What this task involves: Which lines below hold the word "title"? Copy all of them.

........

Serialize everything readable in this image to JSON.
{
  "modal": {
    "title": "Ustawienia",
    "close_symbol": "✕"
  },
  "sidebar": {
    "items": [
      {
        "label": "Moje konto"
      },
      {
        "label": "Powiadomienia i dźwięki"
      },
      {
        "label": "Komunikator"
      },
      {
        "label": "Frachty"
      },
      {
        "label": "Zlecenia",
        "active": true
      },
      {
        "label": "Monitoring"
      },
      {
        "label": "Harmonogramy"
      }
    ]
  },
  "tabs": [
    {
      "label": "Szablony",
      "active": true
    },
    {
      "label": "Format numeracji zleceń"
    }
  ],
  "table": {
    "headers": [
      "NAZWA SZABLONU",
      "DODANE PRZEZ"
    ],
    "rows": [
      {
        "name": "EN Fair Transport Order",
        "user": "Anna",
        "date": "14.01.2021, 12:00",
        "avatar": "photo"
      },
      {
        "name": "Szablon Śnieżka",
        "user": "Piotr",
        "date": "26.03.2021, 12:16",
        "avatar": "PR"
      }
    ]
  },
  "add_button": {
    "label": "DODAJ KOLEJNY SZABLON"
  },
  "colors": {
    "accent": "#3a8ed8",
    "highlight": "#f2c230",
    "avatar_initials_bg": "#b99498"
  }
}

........

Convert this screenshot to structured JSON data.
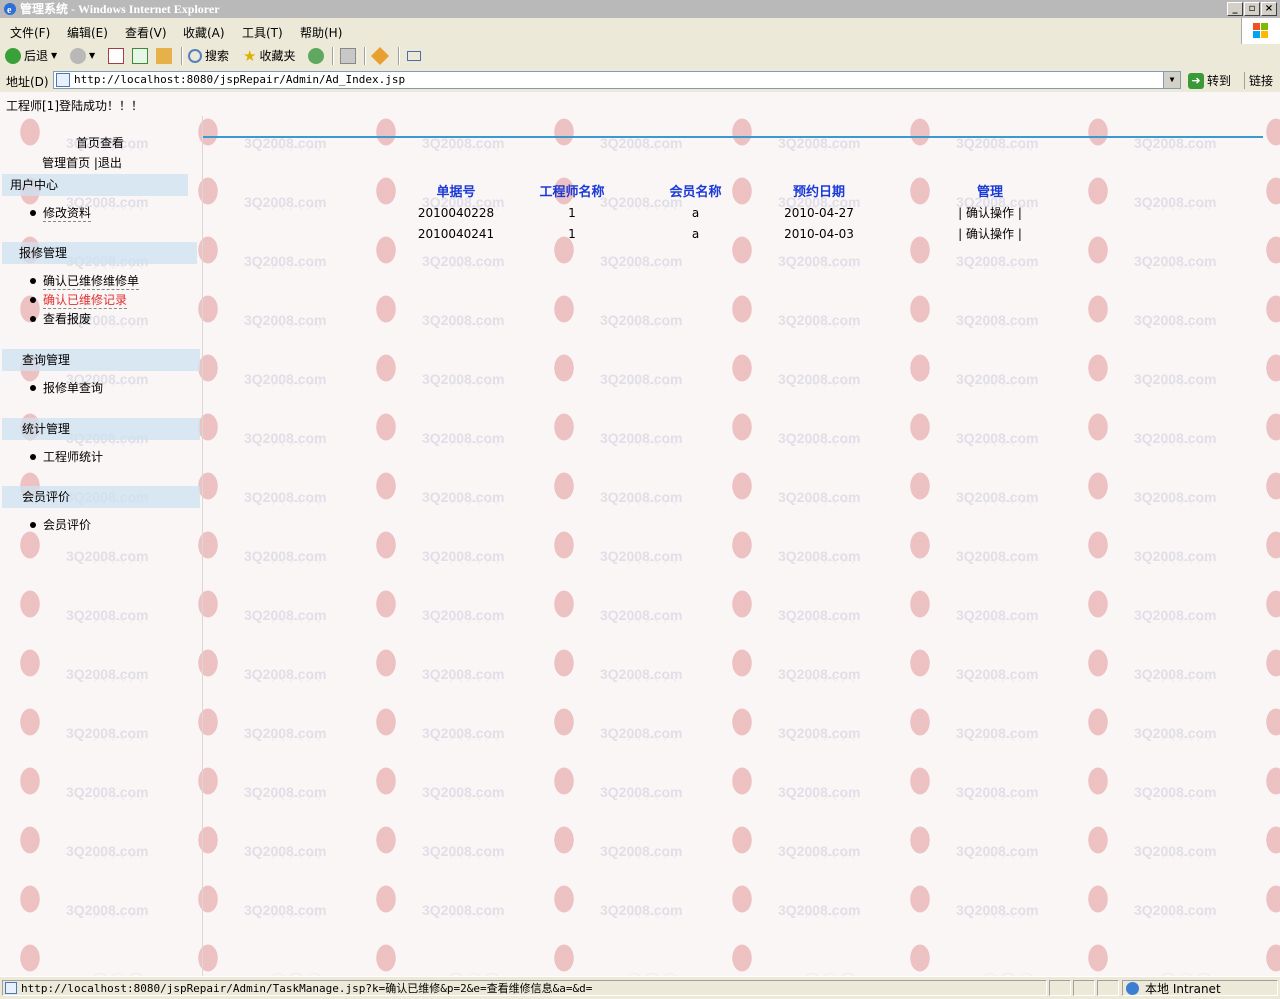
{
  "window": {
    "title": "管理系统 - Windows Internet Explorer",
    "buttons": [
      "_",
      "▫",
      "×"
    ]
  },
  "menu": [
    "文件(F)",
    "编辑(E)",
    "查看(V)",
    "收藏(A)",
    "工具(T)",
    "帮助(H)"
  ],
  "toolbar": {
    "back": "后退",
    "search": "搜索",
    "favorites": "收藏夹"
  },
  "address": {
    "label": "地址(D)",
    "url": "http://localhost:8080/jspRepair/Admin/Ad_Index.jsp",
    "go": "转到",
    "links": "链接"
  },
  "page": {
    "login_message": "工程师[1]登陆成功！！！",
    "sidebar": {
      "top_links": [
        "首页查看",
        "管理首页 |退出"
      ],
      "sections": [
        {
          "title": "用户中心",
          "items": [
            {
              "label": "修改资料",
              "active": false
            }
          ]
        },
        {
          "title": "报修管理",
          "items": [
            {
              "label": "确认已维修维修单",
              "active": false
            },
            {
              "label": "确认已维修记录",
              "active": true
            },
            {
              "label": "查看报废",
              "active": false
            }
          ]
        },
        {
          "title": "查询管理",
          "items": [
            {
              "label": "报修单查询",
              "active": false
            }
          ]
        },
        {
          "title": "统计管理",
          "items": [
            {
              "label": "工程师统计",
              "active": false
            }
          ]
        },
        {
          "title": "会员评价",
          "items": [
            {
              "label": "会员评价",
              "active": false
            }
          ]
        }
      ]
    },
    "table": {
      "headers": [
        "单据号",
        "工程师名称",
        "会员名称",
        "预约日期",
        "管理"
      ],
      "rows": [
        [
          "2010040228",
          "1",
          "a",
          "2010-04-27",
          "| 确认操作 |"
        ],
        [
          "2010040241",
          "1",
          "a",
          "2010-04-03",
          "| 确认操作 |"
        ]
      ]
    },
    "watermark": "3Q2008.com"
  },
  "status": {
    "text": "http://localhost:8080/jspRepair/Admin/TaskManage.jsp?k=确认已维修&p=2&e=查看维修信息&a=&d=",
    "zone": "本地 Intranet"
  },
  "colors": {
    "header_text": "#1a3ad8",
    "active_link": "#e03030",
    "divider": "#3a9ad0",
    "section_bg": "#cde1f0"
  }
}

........

Solution to the exercise:
    "title": "Ustawienia",
    "title": "管理系统 - Windows Internet Explorer",
          "title": "用户中心",
          "title": "报修管理",
          "title": "查询管理",
          "title": "统计管理",
          "title": "会员评价",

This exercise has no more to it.